**DIRECTIONS**
Count how many lines in the entries below hold the string "email", and respond with that number only.

**GIVEN DATA**
══════════════════════════════

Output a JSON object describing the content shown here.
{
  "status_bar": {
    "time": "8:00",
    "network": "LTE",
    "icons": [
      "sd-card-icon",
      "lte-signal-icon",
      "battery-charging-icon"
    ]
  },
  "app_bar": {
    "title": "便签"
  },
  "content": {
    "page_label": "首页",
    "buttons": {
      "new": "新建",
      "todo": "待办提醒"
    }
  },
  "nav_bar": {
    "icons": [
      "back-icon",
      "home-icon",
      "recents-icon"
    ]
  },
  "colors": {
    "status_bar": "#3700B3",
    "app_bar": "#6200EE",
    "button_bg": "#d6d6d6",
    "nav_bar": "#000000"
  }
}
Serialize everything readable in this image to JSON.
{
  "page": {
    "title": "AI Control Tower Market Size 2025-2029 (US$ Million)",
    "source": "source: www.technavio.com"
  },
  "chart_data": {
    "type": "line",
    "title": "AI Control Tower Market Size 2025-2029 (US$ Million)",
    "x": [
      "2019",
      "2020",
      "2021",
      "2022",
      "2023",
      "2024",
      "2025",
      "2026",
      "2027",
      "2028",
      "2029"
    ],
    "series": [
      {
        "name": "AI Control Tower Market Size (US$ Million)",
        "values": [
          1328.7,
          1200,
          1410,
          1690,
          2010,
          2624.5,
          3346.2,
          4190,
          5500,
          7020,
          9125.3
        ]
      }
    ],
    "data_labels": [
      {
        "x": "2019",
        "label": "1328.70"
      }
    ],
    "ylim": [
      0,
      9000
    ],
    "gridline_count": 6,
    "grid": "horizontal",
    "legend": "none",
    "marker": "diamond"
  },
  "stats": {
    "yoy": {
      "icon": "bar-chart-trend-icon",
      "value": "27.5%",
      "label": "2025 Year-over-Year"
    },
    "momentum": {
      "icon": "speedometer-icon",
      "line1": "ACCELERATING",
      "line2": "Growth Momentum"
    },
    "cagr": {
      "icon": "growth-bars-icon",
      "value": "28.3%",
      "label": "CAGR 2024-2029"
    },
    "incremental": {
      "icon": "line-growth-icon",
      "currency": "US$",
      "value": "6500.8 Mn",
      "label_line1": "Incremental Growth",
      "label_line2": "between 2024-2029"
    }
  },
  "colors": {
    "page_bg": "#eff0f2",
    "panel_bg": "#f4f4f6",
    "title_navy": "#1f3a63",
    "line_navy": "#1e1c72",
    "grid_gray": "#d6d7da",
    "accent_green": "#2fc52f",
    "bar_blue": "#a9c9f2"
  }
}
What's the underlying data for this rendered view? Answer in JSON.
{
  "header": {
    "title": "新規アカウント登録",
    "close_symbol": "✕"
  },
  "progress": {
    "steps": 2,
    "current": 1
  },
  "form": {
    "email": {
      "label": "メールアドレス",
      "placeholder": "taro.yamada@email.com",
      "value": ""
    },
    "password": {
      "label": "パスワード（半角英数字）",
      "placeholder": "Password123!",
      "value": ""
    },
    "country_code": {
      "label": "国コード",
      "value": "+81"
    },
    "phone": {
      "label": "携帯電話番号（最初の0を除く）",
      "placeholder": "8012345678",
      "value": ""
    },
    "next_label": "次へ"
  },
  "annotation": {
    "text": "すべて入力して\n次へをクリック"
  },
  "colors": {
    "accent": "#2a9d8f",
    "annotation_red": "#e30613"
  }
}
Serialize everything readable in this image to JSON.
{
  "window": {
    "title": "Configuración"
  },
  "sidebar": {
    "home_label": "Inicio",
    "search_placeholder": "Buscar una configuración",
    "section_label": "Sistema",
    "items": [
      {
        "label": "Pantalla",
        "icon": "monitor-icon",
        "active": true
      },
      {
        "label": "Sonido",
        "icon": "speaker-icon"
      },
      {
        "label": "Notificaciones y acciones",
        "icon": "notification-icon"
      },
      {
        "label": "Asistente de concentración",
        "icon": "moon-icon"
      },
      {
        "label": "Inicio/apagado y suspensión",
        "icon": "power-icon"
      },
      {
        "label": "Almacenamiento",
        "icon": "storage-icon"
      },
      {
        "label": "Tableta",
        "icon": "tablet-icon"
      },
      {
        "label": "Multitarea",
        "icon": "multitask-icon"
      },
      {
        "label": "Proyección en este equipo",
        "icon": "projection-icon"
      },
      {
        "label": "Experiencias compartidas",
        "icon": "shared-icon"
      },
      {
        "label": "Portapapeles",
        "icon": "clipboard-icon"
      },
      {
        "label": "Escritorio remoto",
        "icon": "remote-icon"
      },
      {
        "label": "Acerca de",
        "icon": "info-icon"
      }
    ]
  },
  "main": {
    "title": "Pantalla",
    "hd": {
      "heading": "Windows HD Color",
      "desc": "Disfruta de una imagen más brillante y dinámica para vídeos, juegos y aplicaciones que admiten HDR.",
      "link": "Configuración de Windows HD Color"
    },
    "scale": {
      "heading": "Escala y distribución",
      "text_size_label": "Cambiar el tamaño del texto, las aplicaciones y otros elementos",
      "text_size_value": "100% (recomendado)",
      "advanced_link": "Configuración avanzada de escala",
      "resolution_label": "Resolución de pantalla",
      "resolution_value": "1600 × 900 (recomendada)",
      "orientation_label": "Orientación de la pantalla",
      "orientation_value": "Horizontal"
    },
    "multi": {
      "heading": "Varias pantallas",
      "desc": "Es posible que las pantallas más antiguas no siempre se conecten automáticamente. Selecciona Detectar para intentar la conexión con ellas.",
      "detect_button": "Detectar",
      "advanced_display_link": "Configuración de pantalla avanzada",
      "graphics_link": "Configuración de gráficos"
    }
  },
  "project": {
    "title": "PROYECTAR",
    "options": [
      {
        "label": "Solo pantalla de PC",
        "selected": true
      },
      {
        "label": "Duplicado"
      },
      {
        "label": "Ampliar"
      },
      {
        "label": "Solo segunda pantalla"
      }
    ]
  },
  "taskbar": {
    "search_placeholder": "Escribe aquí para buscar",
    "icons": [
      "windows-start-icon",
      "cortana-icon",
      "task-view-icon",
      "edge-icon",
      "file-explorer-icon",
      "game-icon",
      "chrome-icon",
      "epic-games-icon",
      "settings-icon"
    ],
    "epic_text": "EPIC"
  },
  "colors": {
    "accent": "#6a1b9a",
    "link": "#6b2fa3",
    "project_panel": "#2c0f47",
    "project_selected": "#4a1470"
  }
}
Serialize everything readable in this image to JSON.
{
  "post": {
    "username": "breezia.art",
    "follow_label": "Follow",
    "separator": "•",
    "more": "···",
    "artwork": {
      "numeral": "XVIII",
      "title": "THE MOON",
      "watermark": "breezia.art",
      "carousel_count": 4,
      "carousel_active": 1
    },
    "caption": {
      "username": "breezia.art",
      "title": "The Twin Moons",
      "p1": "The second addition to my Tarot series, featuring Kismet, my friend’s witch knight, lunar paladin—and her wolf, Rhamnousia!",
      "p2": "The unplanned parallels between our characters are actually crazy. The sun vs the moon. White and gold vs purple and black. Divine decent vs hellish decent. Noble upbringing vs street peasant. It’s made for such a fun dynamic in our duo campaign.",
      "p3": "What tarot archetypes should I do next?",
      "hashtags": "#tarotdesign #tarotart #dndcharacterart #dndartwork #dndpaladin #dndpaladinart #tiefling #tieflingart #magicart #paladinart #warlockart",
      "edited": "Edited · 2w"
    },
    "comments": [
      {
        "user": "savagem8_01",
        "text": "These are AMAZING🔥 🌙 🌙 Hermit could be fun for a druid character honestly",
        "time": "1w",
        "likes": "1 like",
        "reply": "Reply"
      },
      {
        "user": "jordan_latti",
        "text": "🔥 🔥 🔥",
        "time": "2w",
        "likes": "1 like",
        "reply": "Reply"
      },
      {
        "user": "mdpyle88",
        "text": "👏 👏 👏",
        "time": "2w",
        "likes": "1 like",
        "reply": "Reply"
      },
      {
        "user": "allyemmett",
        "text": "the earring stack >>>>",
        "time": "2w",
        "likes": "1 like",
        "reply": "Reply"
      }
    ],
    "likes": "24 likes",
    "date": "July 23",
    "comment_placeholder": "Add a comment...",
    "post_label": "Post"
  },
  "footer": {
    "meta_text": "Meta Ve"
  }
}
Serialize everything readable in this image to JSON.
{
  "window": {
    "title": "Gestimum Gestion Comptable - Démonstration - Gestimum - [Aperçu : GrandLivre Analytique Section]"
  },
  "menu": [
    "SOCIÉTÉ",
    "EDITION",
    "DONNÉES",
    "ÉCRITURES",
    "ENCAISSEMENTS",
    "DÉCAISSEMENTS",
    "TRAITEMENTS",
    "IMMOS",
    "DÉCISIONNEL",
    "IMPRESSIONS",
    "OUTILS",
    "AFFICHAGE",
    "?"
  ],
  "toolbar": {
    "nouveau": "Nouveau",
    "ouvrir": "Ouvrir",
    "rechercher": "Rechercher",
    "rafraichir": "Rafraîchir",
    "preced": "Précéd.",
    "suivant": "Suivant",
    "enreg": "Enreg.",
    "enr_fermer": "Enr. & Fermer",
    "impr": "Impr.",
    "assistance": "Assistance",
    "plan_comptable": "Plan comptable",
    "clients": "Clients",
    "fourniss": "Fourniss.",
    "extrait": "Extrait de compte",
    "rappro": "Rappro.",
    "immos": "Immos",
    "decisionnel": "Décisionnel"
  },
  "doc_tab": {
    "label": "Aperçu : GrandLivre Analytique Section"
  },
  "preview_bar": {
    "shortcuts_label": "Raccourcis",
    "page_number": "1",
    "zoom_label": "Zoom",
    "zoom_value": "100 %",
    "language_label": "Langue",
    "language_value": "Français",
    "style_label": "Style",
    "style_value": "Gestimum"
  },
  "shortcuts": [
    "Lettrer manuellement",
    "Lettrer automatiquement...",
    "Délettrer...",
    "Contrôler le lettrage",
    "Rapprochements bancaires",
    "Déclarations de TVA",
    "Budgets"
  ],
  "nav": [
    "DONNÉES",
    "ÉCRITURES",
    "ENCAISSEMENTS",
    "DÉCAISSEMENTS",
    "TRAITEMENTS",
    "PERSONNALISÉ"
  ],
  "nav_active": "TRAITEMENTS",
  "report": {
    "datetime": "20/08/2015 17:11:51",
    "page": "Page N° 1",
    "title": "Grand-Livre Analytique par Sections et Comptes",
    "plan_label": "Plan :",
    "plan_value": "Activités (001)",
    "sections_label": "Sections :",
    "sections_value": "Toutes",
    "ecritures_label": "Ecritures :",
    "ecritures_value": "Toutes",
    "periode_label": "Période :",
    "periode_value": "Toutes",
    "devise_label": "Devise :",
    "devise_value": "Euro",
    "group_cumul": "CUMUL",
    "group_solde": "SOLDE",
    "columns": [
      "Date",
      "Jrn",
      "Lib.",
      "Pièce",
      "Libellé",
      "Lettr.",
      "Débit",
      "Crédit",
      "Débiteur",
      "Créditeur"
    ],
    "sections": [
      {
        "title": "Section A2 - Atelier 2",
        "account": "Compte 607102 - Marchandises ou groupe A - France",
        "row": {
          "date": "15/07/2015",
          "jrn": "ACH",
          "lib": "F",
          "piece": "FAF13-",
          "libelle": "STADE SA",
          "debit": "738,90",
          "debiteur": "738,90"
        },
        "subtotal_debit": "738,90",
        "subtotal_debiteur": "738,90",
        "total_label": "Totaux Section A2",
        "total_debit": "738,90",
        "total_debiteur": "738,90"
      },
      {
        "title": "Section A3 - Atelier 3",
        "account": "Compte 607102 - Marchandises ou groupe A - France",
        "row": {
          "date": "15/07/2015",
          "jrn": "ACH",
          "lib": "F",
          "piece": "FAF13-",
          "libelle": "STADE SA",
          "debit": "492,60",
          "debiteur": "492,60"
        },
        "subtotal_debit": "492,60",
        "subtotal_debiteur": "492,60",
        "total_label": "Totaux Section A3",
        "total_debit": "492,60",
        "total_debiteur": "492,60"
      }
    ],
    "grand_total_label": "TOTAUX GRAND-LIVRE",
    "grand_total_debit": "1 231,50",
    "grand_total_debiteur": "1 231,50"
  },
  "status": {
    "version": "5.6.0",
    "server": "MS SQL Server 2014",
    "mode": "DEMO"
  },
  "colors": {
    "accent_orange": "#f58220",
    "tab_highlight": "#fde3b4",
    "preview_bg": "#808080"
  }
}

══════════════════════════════

**OUTPUT OF THE EXERCISE**
2